TASK BRIEF.
Look through the entries below and report every line that has "icon".

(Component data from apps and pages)
/---

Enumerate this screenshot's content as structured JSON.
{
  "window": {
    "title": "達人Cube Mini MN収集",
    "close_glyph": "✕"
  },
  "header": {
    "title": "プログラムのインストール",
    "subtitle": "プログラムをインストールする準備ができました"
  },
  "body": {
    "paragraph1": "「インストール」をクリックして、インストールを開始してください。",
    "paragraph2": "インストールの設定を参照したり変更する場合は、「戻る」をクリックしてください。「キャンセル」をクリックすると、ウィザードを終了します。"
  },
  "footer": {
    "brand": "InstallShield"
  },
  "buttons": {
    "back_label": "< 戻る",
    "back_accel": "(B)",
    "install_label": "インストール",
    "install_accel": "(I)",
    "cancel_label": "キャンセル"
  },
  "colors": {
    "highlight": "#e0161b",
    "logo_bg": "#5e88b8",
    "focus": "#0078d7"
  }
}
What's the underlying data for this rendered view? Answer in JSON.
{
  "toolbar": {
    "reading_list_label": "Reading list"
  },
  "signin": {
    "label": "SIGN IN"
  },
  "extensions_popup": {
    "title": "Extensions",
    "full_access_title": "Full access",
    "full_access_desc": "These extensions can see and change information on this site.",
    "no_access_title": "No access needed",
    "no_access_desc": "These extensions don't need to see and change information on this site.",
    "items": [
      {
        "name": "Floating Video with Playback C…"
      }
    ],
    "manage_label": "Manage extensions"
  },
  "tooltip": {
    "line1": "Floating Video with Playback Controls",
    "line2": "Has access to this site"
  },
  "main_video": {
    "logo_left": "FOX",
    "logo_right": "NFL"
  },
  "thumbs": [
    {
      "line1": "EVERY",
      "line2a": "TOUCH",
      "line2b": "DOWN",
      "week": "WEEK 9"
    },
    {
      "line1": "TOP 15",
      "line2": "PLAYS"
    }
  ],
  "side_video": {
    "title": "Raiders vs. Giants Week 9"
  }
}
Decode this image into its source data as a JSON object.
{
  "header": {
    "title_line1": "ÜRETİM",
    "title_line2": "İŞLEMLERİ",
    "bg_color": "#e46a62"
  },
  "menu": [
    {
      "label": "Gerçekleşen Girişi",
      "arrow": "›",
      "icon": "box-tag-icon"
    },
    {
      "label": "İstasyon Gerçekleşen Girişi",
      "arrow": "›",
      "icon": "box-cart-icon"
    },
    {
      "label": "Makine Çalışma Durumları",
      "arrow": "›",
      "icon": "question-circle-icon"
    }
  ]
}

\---

RESULT OF THE EXERCISE.
      "icon": "box-tag-icon"
      "icon": "box-cart-icon"
      "icon": "question-circle-icon"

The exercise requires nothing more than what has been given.